BANGUI, Central African Republic — France and the African Union on Saturday announced plans to deploy several thousand more troops into embattled Central African Republic. Thousands of Christians fearing reprisal attacks sought refuge from the Muslim former rebels who now control the country after days of violence left nearly 400 people dead — and possibly more.
French armored personnel carriers and troops from an AU-backed peacekeeping mission roared at high speed down Bangui's major roads, as families carrying palm fronds pushed coffins in carts on the road's shoulder. In a sign of the mounting tensions, others walking briskly on the streets carried bow-and-arrows and machetes.
Concluding an aptly timed and long-planned conference on African security in Paris, President Francois Hollande said France was raising its deployment to 1,600 on Saturday — 400 more than first announced. Later, after a meeting of regional nations about Central African Republic, his office said that African Union nations agreed to increase their total deployment to 6,000 — up from about 2,500 now, and nearly double the projected rollout of 3,600 by year-end.
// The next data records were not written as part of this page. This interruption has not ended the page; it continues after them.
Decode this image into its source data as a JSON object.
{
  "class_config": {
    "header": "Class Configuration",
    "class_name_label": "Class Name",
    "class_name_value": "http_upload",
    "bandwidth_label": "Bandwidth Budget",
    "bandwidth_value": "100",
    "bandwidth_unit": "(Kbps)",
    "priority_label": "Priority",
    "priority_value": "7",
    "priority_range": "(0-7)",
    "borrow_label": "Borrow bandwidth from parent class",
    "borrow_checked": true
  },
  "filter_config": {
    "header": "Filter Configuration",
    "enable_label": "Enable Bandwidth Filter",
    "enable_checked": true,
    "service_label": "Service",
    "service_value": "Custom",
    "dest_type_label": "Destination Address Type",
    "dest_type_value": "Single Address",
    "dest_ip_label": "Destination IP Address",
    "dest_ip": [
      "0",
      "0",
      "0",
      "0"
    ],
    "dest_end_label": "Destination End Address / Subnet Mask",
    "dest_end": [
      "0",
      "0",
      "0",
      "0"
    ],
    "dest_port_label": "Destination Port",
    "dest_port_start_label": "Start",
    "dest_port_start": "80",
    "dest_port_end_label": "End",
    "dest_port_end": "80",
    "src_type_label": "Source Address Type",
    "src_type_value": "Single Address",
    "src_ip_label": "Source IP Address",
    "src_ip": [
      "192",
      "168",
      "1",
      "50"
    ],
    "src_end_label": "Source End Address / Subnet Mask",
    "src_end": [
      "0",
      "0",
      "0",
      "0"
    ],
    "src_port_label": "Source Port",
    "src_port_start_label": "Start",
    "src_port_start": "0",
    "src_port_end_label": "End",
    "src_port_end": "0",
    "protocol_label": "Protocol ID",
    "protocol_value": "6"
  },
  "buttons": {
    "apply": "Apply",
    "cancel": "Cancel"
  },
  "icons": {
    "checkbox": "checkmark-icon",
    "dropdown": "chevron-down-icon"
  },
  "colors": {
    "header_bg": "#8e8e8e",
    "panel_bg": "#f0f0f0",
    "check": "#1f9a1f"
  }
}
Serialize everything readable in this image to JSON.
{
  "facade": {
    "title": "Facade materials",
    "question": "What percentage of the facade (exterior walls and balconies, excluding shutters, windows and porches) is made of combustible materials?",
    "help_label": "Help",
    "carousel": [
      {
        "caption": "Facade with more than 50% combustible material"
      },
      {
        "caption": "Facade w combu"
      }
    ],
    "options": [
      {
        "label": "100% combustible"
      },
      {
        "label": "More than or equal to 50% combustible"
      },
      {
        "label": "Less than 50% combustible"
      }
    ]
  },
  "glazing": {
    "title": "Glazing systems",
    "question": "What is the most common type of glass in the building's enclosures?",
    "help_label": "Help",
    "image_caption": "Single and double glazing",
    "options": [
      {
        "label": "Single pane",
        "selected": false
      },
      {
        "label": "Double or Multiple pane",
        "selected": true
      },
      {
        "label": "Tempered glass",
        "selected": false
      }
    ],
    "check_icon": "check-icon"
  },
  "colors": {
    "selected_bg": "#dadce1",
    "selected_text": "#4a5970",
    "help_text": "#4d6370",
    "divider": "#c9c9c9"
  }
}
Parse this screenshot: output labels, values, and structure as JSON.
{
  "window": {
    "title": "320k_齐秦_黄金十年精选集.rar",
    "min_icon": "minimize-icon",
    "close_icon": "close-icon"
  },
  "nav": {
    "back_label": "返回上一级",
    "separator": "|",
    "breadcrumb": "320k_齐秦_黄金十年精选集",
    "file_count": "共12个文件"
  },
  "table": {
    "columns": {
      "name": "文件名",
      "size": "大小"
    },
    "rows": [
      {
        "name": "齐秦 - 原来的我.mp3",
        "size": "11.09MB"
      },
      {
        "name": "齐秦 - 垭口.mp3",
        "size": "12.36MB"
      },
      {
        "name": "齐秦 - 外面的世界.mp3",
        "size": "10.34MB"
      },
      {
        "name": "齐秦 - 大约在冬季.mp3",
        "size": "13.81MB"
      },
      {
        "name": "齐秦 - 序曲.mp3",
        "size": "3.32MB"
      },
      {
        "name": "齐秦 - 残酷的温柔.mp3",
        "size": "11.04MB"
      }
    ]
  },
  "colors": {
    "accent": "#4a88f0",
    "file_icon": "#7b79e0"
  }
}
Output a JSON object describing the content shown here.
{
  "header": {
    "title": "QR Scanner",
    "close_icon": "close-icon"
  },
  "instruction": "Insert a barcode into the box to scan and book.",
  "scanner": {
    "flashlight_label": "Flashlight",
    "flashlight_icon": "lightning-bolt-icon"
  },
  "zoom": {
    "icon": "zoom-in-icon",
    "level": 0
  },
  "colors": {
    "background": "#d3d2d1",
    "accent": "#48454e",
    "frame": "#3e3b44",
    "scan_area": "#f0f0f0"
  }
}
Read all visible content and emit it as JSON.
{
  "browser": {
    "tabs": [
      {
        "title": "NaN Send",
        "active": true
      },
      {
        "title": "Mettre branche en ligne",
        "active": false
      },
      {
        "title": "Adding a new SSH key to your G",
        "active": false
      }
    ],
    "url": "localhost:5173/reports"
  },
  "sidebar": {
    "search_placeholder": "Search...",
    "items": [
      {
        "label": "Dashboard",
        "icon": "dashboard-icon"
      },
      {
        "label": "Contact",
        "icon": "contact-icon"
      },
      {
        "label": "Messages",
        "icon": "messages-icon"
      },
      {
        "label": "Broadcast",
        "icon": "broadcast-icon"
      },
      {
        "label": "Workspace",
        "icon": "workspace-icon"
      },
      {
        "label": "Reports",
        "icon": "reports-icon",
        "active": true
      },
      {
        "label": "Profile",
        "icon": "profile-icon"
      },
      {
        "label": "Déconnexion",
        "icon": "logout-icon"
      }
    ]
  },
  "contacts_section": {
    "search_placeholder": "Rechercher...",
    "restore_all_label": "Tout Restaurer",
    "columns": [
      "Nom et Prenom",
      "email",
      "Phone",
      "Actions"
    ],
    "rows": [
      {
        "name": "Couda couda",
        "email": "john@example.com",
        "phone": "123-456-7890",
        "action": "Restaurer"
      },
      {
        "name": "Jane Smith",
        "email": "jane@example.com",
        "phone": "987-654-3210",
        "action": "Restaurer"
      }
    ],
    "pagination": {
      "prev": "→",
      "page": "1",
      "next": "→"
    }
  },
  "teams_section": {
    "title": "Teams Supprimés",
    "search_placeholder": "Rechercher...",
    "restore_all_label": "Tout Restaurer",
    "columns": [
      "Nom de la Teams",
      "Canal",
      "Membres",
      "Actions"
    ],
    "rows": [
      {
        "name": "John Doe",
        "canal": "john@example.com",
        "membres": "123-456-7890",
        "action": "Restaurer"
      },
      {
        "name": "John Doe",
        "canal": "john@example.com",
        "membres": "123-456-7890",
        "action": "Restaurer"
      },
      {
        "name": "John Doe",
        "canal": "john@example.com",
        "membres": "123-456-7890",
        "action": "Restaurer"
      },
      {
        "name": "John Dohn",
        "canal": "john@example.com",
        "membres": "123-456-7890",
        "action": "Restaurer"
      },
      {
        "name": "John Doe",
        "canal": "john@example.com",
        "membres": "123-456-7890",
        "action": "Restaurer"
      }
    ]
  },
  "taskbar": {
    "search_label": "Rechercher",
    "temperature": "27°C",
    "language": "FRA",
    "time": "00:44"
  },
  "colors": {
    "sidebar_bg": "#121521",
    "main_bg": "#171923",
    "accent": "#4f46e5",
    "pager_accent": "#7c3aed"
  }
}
Amid new massacres on Thursday, the U.N. Security Council adopted a resolution that allows for a more muscular international effort to quell months or unrest in the country. Troops from France, the country's former colonial overseer, were patrolling roads in Bangui and fanning out into the troubled northwest on Saturday.
"This force is going to deploy as quickly as possible and everywhere there are risks for the population, with the African forces that are present — currently 2,500 soldiers," Hollande said, referring to the increased French presence. "In what I believe will be a very short period we will be able to stop all exactions and massacres."
In an interview with France-24 TV, Hollande said the AU reinforcements would arrive "in the coming days," without specifying. He said 1,600 French troops was "enough; there won't be more," and added that they would remain as planned for about six months — though a residual force of 500 to 600 might stay thereafter.
Word of the bigger deployments came as human rights groups continued the grisly business of counting and collecting bodies of those killed in recent massacres. The death toll in the capital from the recent fighting rose on Saturday to 394, said Antoine Mbao Bogo of the local Red Cross.
One of the world's poorest countries, Central African Republic has been wracked for decades by coups and rebellions. In March, a Muslim rebel alliance known as Seleka overthrew the Christian president of a decade.
At that time, religious ideology played little role in the power grab. The rebels soon installed Michel Djotodia as president, though he exerted little control over forces on the ground. He has since formally disbanded the Seleka coalition, but the former rebels now consider themselves the army.
Now, sectarian strife has grown. Christian fighters known as the anti-balaka, who oppose Djotodia, descended on the capital in a coordinated attack on several mostly Muslim neighborhoods. Residents of Christian neighborhoods said Seleka have counter-attacked.